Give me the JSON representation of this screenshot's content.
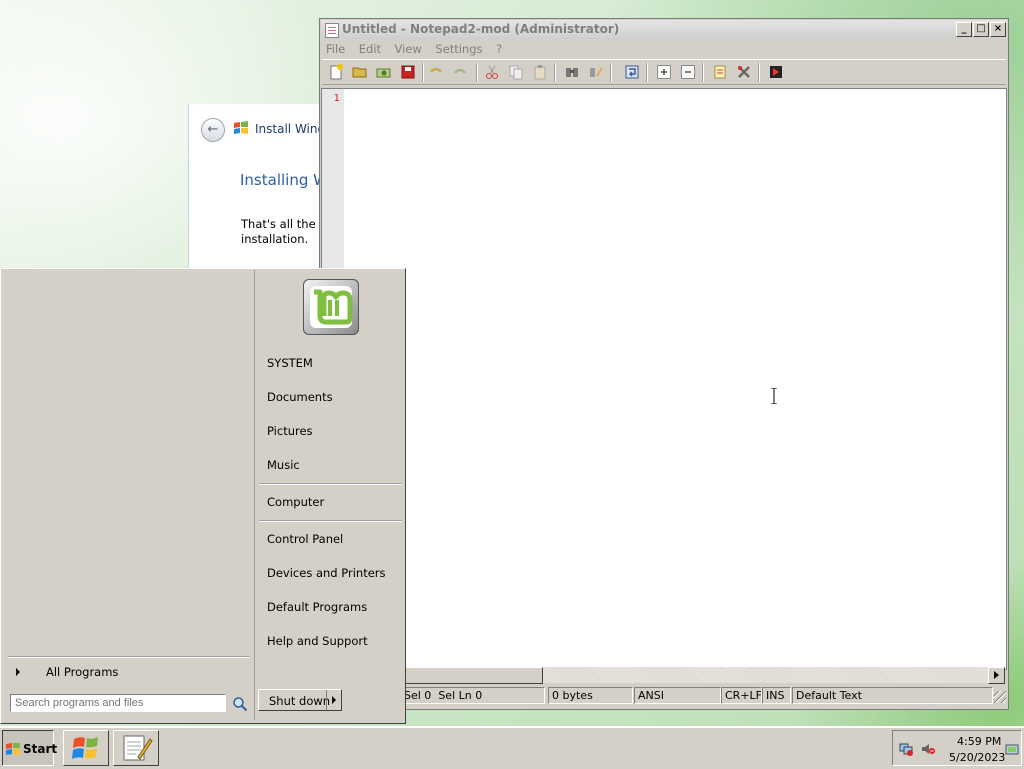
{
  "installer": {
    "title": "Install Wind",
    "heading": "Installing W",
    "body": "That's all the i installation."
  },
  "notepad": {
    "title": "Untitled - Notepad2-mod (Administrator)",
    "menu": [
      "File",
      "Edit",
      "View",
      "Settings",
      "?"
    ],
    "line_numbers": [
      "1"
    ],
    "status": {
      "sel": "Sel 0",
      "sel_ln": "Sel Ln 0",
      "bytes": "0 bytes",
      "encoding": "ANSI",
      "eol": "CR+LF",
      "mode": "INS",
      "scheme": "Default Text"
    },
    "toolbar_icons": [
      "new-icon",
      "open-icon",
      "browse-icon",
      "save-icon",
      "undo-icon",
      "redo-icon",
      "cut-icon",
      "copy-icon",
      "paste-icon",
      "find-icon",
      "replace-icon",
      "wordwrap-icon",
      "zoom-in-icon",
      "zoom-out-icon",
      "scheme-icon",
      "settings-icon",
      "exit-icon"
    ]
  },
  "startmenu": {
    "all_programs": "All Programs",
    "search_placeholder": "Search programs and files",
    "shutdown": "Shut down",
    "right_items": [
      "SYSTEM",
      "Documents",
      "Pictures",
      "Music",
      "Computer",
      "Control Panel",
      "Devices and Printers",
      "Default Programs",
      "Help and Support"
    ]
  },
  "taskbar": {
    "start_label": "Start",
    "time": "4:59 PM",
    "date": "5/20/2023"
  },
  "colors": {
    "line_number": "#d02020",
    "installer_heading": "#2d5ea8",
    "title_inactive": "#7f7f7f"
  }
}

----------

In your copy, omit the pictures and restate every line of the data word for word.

Give me the JSON representation of this screenshot's content.
{
  "installer": {
    "title": "Install Wind",
    "heading": "Installing W",
    "body": "That's all the i installation."
  },
  "notepad": {
    "title": "Untitled - Notepad2-mod (Administrator)",
    "menu": [
      "File",
      "Edit",
      "View",
      "Settings",
      "?"
    ],
    "line_numbers": [
      "1"
    ],
    "status": {
      "sel": "Sel 0",
      "sel_ln": "Sel Ln 0",
      "bytes": "0 bytes",
      "encoding": "ANSI",
      "eol": "CR+LF",
      "mode": "INS",
      "scheme": "Default Text"
    },
    "toolbar_icons": [
      "new-icon",
      "open-icon",
      "browse-icon",
      "save-icon",
      "undo-icon",
      "redo-icon",
      "cut-icon",
      "copy-icon",
      "paste-icon",
      "find-icon",
      "replace-icon",
      "wordwrap-icon",
      "zoom-in-icon",
      "zoom-out-icon",
      "scheme-icon",
      "settings-icon",
      "exit-icon"
    ]
  },
  "startmenu": {
    "all_programs": "All Programs",
    "search_placeholder": "Search programs and files",
    "shutdown": "Shut down",
    "right_items": [
      "SYSTEM",
      "Documents",
      "Pictures",
      "Music",
      "Computer",
      "Control Panel",
      "Devices and Printers",
      "Default Programs",
      "Help and Support"
    ]
  },
  "taskbar": {
    "start_label": "Start",
    "time": "4:59 PM",
    "date": "5/20/2023"
  },
  "colors": {
    "line_number": "#d02020",
    "installer_heading": "#2d5ea8",
    "title_inactive": "#7f7f7f"
  }
}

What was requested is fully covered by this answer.